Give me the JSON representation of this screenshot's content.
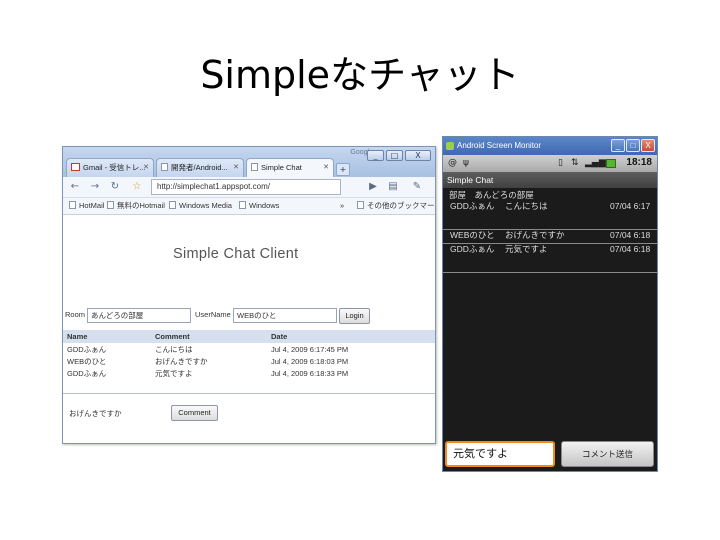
{
  "slide": {
    "title": "Simpleなチャット"
  },
  "browser": {
    "titlebar_text": "Google",
    "window_buttons": [
      "_",
      "□",
      "X"
    ],
    "tabs": [
      {
        "label": "Gmail - 受信トレ..."
      },
      {
        "label": "開発者/Android..."
      },
      {
        "label": "Simple Chat"
      }
    ],
    "new_tab": "+",
    "address": "http://simplechat1.appspot.com/",
    "bookmarks": [
      "HotMail",
      "無料のHotmail",
      "Windows Media",
      "Windows",
      "その他のブックマーク"
    ],
    "page": {
      "heading": "Simple Chat Client",
      "room_label": "Room",
      "room_value": "あんどろの部屋",
      "user_label": "UserName",
      "user_value": "WEBのひと",
      "login_button": "Login",
      "table": {
        "headers": [
          "Name",
          "Comment",
          "Date"
        ],
        "rows": [
          [
            "GDDふぁん",
            "こんにちは",
            "Jul 4, 2009 6:17:45 PM"
          ],
          [
            "WEBのひと",
            "おげんきですか",
            "Jul 4, 2009 6:18:03 PM"
          ],
          [
            "GDDふぁん",
            "元気ですよ",
            "Jul 4, 2009 6:18:33 PM"
          ]
        ]
      },
      "comment_value": "おげんきですか",
      "comment_button": "Comment"
    }
  },
  "android": {
    "window_title": "Android Screen Monitor",
    "window_buttons": [
      "_",
      "□",
      "X"
    ],
    "status_time": "18:18",
    "app_title": "Simple Chat",
    "room": "部屋　あんどろの部屋",
    "messages": [
      {
        "name": "GDDふぁん",
        "text": "こんにちは",
        "date": "07/04 6:17"
      },
      {
        "name": "WEBのひと",
        "text": "おげんきですか",
        "date": "07/04 6:18"
      },
      {
        "name": "GDDふぁん",
        "text": "元気ですよ",
        "date": "07/04 6:18"
      }
    ],
    "input_value": "元気ですよ",
    "send_button": "コメント送信"
  }
}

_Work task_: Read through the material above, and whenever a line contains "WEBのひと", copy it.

_Expected output_:
      "user_value": "WEBのひと",
            "WEBのひと",
        "name": "WEBのひと",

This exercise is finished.